Under a package of measures expected to be approved by interim Prime Minister Ehud Olmert, Palestinians would be barred from working in Israel and from travelling between Gaza and the West Bank.
Olmert was also expected to order a halt to further tax revenue transfers to the cash-strapped Palestinian Authority in a bid to pressure Hamas, winner of the Jan. 25 Palestinian election, to renounce violence, recognise the Jewish state and abide by interim peace deals.
“What’s important is that the Palestinians realise the consequences of their vote,” said a senior Israeli source, speaking on condition of anonymity because Olmert has yet to announce his decision.
“I don’t think the Palestinian people, when they voted Hamas into office, wanted to have Gaza cut off from the West Bank. So they have to raise the issue with their representatives,” the official said.
Ahead of the decision, a U.S. State Department official cautioned Israel to take into account “the consequences of any move, especially with an eye to avoiding increasing any hardship for Palestinians”.
Gideon Meir, a deputy director-general of Israel’s Foreign Ministry, said Israel had no intention of making Palestinian people’s lives “miserable.”
“Our intention is to make it clear that Israel will not be dealing with a terrorist organisation called Hamas,” Meir said.

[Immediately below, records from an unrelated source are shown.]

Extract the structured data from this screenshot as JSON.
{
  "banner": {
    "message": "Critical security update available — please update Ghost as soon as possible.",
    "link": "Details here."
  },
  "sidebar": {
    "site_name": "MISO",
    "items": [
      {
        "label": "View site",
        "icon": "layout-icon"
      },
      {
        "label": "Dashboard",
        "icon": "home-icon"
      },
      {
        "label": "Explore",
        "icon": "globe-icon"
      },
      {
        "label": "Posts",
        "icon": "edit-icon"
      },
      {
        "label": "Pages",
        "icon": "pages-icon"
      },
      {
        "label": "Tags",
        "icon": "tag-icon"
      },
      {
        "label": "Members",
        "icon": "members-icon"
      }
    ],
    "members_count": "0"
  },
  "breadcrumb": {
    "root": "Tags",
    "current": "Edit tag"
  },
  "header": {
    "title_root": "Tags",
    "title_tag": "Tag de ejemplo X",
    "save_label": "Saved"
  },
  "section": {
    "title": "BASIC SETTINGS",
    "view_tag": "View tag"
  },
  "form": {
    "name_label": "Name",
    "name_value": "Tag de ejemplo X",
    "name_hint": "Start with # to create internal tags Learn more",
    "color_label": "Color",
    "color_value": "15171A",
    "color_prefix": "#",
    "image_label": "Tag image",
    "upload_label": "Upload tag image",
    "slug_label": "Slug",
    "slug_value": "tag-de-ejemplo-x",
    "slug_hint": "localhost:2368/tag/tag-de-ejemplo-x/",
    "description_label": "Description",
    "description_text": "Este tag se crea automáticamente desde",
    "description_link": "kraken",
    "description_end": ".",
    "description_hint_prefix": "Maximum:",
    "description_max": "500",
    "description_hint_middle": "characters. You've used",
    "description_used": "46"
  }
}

Hamas has masterminded nearly 60 suicide bombings against Israelis since a Palestinian uprising began in 2000, but has largely adhered to a truce declared in March last year.
Despite Olmert’s expected clampdown on a Hamas-dominated Palestinian Authority, Israel was likely to maintain ties with President Mahmoud Abbas, who will ask Hamas on Saturday to form a government that will respect peace deals with Israel and put a stop to violence.

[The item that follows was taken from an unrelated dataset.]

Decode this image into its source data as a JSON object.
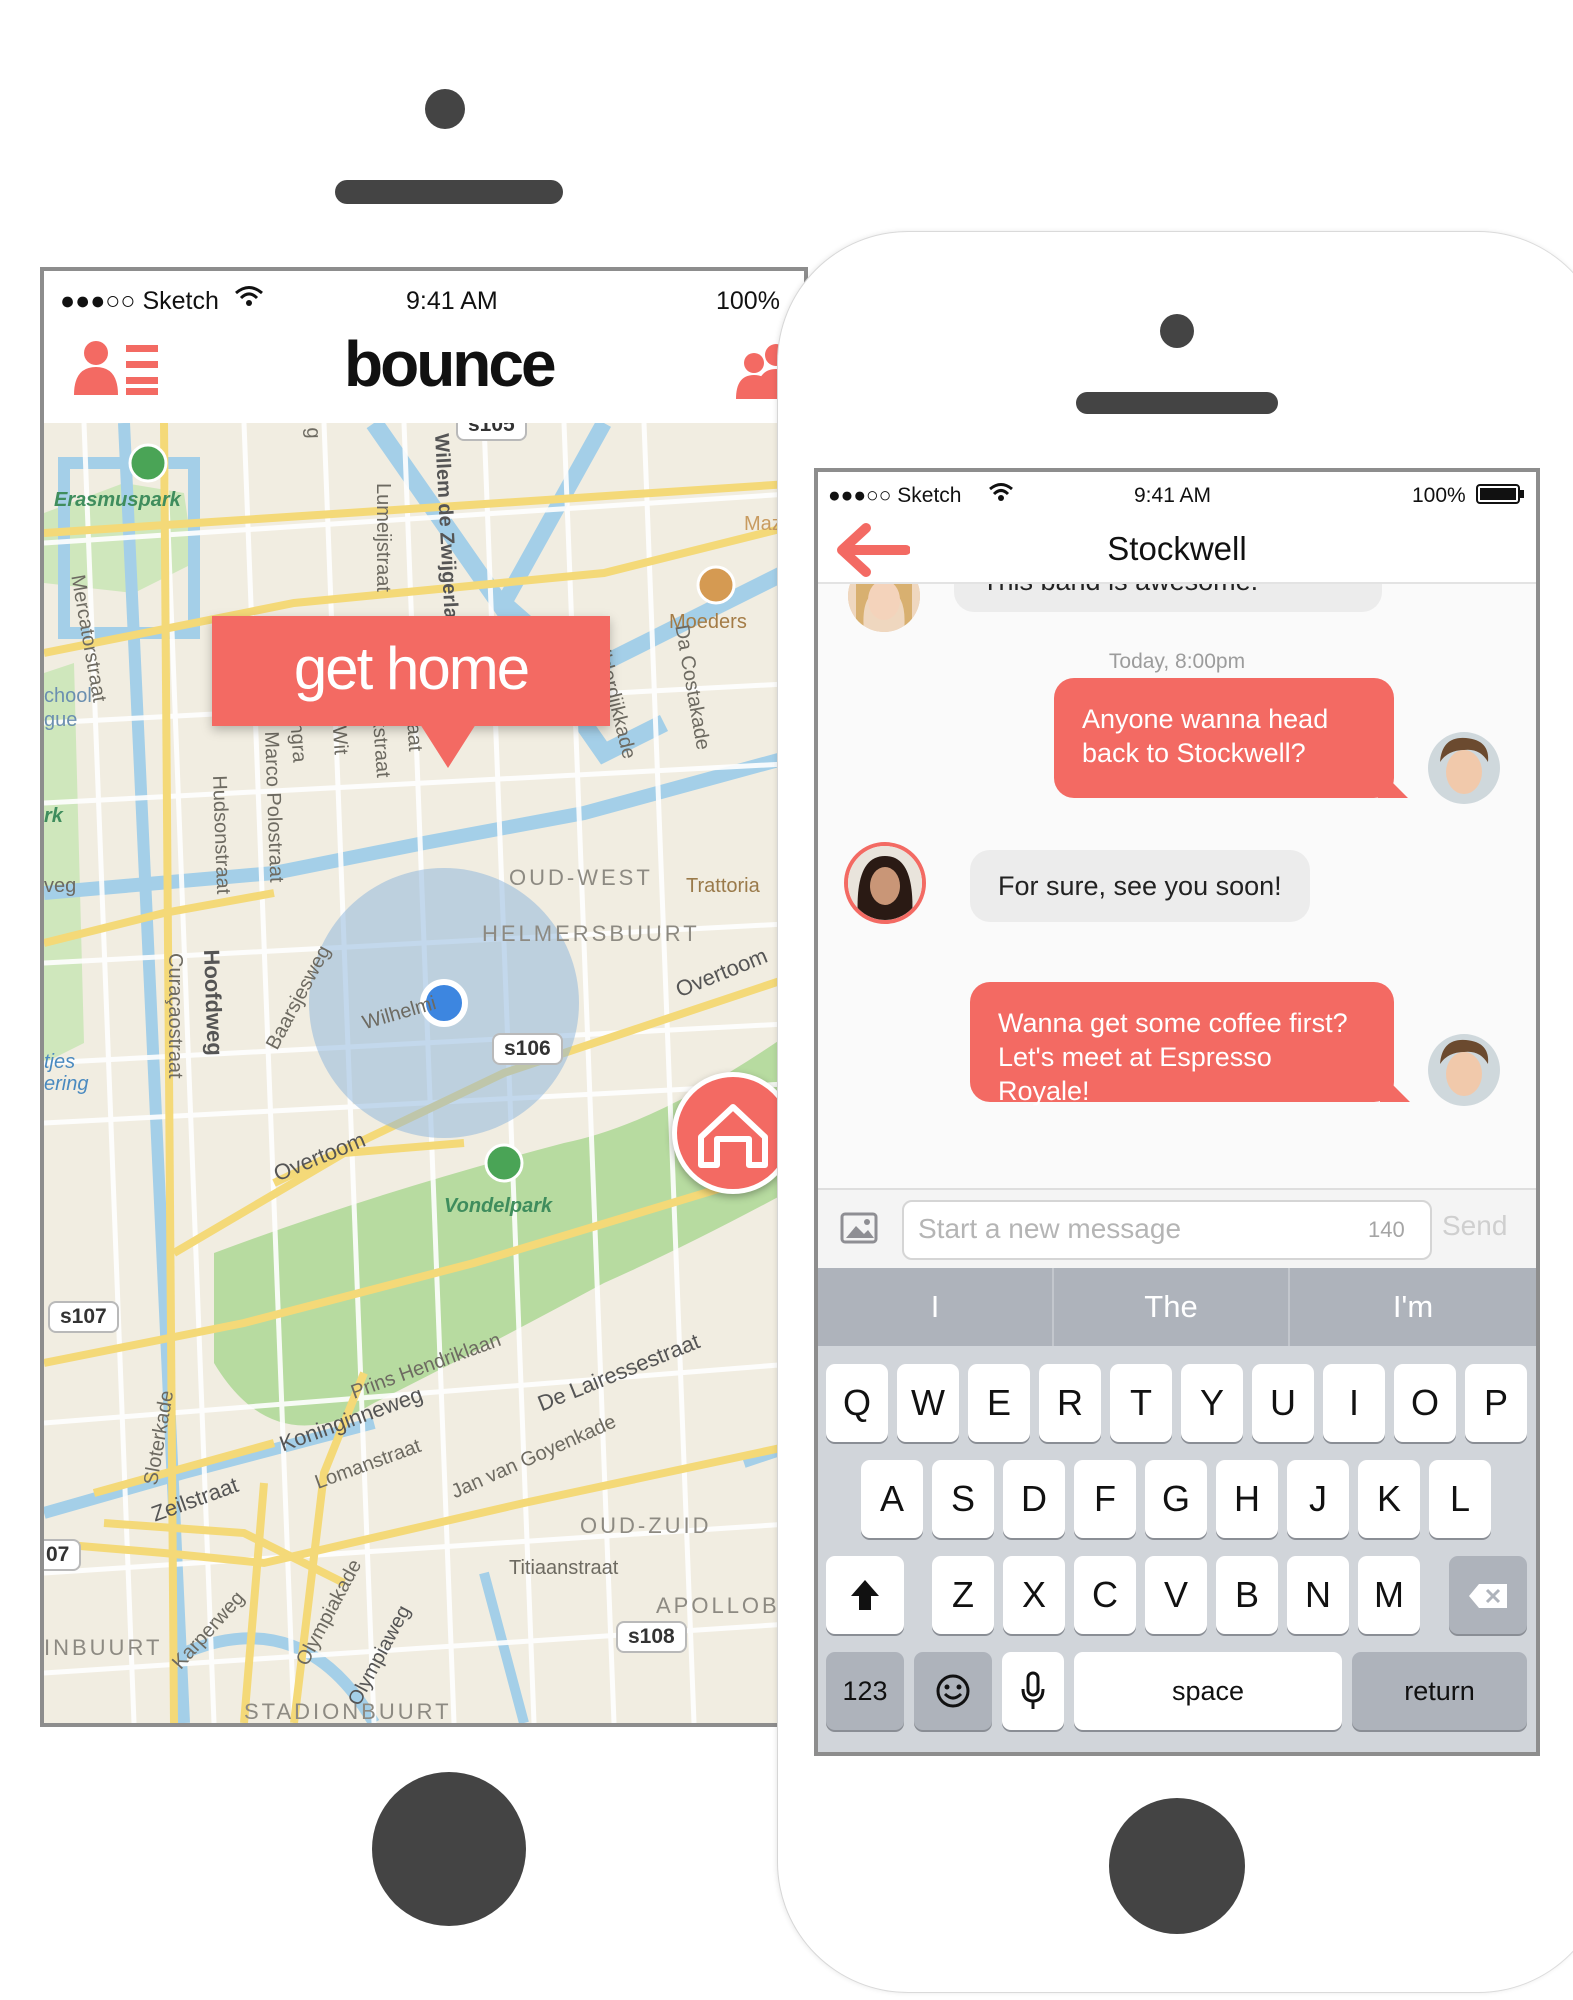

“We need to hurt Hamas but not hurt the Palestinian people or the alestinian president,” veteran Israeli statesman Shimon Peres told Army Radio.
Taking a tough line on Hamas, whose charter calls for the destruction of the Jewish state, could boost Olmert’s political standing in the run-up to Israel’s March 28 general election.
Opinion polls predict his centrist Kadima party will win on a platform of disengaging from the Palestinians.
But the expected work and travel restrictions would be largely symbolic since only several thousand Palestinians would be affected.
Israel has imposed strict limits on the number of workers from the West Bank and Gaza Strip and on travel between the territories since a Palestinian uprising began in 2000.
Israel had also previously indicated that tax revenue transfers would stop, and it has had mixed results convincing other countries to cut funding and ties to a Hamas-led Palestinian Authority.
Israel had said it would consider Saturday’s swearing-in ceremony to be the start of a Hamas-led government, even though it could take several more weeks for the group to form a cabinet and exert control.
In addition to restrictions on Palestinians, Olmert was expected to freeze plans to build a Gaza seaport and rebuild its airport. Under interim peace deals, Israel, which withdrew from Gaza last year, still controls its airspace and coastal waters.
Officials said Israel decided against cutting off water and power to the Palestinians.